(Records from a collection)
•••

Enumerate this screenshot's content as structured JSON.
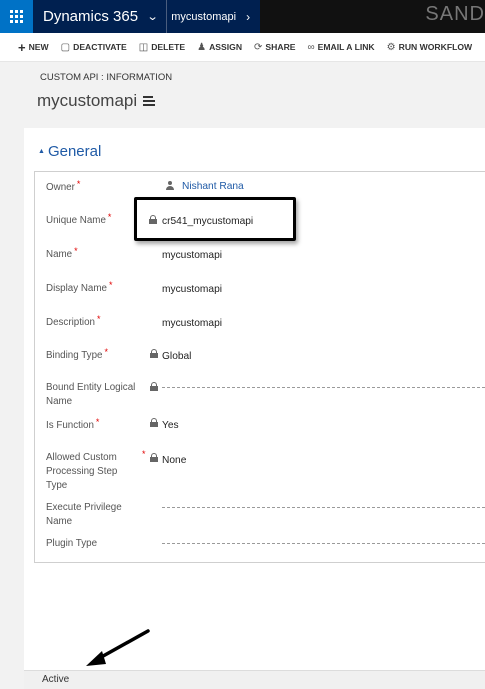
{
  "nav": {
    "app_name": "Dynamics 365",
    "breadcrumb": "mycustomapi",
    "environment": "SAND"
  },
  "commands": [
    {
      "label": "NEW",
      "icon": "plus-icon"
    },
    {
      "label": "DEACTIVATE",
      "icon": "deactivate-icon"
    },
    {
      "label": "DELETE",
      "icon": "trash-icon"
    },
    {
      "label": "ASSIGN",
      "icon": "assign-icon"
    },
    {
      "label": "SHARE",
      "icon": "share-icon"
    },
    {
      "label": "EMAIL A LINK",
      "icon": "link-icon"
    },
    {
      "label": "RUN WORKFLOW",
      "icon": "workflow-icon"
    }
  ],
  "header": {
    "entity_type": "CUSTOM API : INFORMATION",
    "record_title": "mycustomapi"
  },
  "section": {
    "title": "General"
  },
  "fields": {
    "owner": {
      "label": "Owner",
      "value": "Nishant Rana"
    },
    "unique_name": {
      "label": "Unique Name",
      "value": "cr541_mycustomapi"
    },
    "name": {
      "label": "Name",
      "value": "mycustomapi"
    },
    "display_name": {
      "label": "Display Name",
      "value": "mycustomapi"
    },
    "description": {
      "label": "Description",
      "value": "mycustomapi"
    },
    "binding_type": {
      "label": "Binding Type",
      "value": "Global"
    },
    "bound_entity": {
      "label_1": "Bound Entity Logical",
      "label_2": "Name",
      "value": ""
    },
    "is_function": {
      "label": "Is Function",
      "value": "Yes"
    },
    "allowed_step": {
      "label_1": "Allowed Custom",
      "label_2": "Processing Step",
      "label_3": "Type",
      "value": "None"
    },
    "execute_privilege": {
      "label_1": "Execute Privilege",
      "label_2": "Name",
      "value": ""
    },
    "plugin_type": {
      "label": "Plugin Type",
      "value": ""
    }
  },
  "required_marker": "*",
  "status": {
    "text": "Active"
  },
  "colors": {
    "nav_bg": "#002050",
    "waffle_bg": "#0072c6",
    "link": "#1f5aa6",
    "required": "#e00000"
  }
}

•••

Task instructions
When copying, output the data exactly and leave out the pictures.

Task result
Enumerate this screenshot's content as structured JSON.
{
  "nav": {
    "app_name": "Dynamics 365",
    "breadcrumb": "mycustomapi",
    "environment": "SAND"
  },
  "commands": [
    {
      "label": "NEW",
      "icon": "plus-icon"
    },
    {
      "label": "DEACTIVATE",
      "icon": "deactivate-icon"
    },
    {
      "label": "DELETE",
      "icon": "trash-icon"
    },
    {
      "label": "ASSIGN",
      "icon": "assign-icon"
    },
    {
      "label": "SHARE",
      "icon": "share-icon"
    },
    {
      "label": "EMAIL A LINK",
      "icon": "link-icon"
    },
    {
      "label": "RUN WORKFLOW",
      "icon": "workflow-icon"
    }
  ],
  "header": {
    "entity_type": "CUSTOM API : INFORMATION",
    "record_title": "mycustomapi"
  },
  "section": {
    "title": "General"
  },
  "fields": {
    "owner": {
      "label": "Owner",
      "value": "Nishant Rana"
    },
    "unique_name": {
      "label": "Unique Name",
      "value": "cr541_mycustomapi"
    },
    "name": {
      "label": "Name",
      "value": "mycustomapi"
    },
    "display_name": {
      "label": "Display Name",
      "value": "mycustomapi"
    },
    "description": {
      "label": "Description",
      "value": "mycustomapi"
    },
    "binding_type": {
      "label": "Binding Type",
      "value": "Global"
    },
    "bound_entity": {
      "label_1": "Bound Entity Logical",
      "label_2": "Name",
      "value": ""
    },
    "is_function": {
      "label": "Is Function",
      "value": "Yes"
    },
    "allowed_step": {
      "label_1": "Allowed Custom",
      "label_2": "Processing Step",
      "label_3": "Type",
      "value": "None"
    },
    "execute_privilege": {
      "label_1": "Execute Privilege",
      "label_2": "Name",
      "value": ""
    },
    "plugin_type": {
      "label": "Plugin Type",
      "value": ""
    }
  },
  "required_marker": "*",
  "status": {
    "text": "Active"
  },
  "colors": {
    "nav_bg": "#002050",
    "waffle_bg": "#0072c6",
    "link": "#1f5aa6",
    "required": "#e00000"
  }
}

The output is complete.